“Design is a funny word. Some people think design means how it looks. But of course, if you look deeper, it’s really how it works.” – Steve Jobs
At Wormholt Park, we believe that Design and Technology prepares children to look forward and deal with a rapidly changing world. It encourages them to think imaginatively and become problem solvers who can work well independently and with their peers. To ensure our pupils are taught consistently to a high standard, we use Kapow’s Design Technology’s Schemes of Work, combined with their Art and Design curriculum on an alternating half-termly basis.
Kapow Primary’s Design and technology scheme of work aims to inspire pupils to be innovative and creative thinkers who have an appreciation for the product design cycle through ideation, creation, and evaluation. We want pupils to develop the confidence to take risks, through drafting design concepts, modelling, and testing and to be reflective learners who evaluate their work and the work of others. Through our scheme of work, we aim to build an awareness of the impact of design and technology on our lives and encourage pupils to become resourceful, enterprising citizens who will have the skills to contribute to future design advancements.
Our scheme of work enables pupils to meet the end of key stage attainment targets in the national curriculum and the aims also align with those in the national curriculum.
Kapow Primary is an Artsmark partner and is able to support schools on their Artsmark journey, inspiring children and young people to create, experience, and participate in great arts and culture.
The Design and Technology National Curriculum outlines the three main stages of the design process: design, make and evaluate. Each stage of the design process is underpinned by technical knowledge, which encompasses the contextual, historical, and technical understanding required for each strand. Cooking and nutrition has a separate section, with a focus on specific principles, skills and techniques in food, including where food comes from, diet and seasonality.
The National curriculum organises the Design and technology attainment targets under five subheadings or strands:
Our Design and technology scheme has a clear progression of skills and knowledge within these five strands across each year group. Our National curriculum mapping shows which of our units cover each of the National curriculum attainment targets as well as each of the five strands. Our Progression of skills shows the skills that are taught within each year group and how these skills develop to ensure that attainment targets are securely met by the end of each key stage.
Through our Primary’s Design and technology scheme, pupils respond to design briefs and scenarios that require consideration of the needs of others, developing their skills in six key areas:
Each of our key areas follows the design process (design, make and evaluate) and has a particular theme and focus from the technical knowledge or cooking and nutrition section of the curriculum. The Kapow Primary scheme is a spiral curriculum, with key areas revisited repeatedly with increasing complexity, allowing pupils to revisit and build on their previous learning.
Lessons incorporate a range of teaching strategies from independent tasks, paired and group work including practical hands-on, computer-based and inventive tasks.
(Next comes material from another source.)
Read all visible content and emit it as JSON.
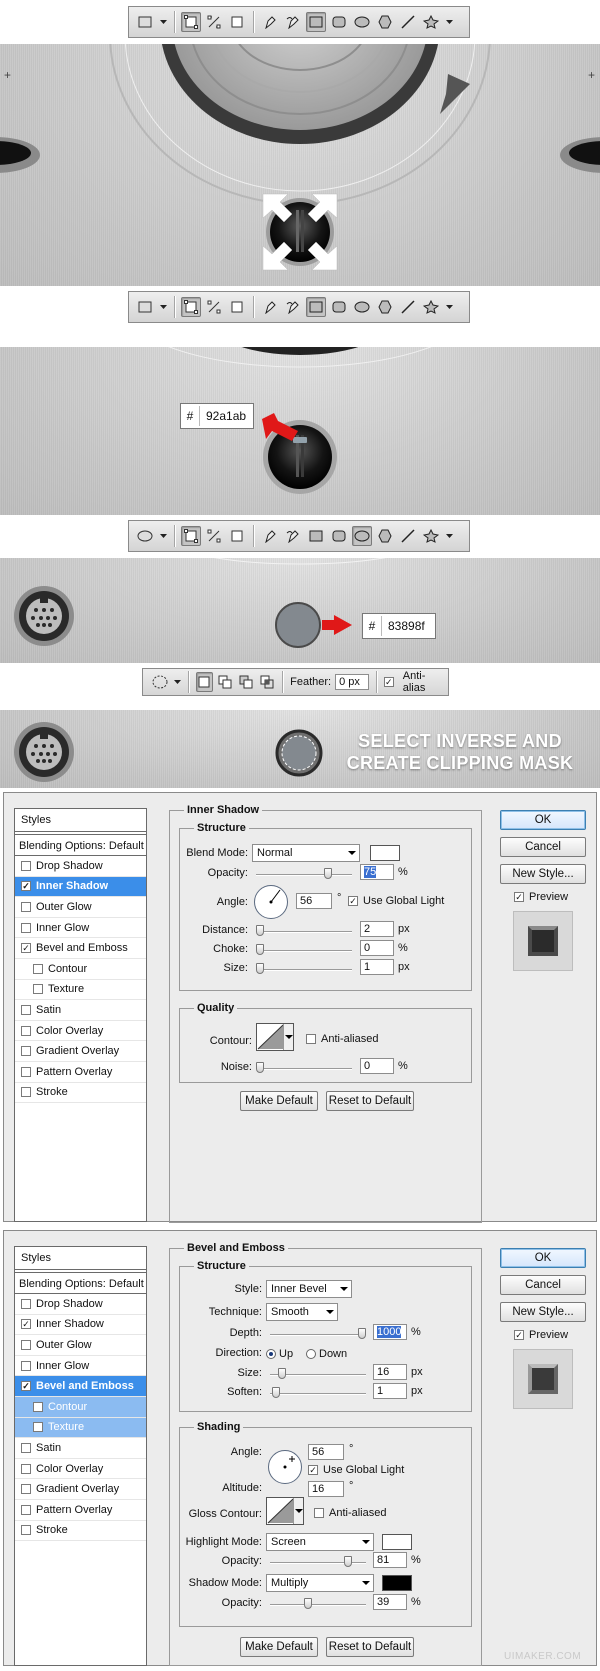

This variety means that lessons are engaging and appeal to those with a variety of learning styles. Differentiated guidance is available for every lesson to ensure that lessons can be accessed by all pupils and opportunities to stretch pupils’ learning are available when required. Knowledge organisers for each unit support pupils in building a foundation of factual knowledge by encouraging recall of key facts and
Strong subject knowledge is vital for staff to be able to deliver a highly effective and robust Design and technology curriculum. Each unit of lessons includes multiple teacher videos to develop subject knowledge and support ongoing CPD.
The impact of teaching Design Technology can be constantly monitored summative assessment opportunities and each lesson includes guidance to support teachers in assessing pupils against the learning objectives.
After the implementation of Kapow Primary Design and technology, pupils should leave school equipped with a range of skills to enable them to succeed in their secondary education and be innovative and resourceful members of society.
The expected impact of following the scheme of work is that children will: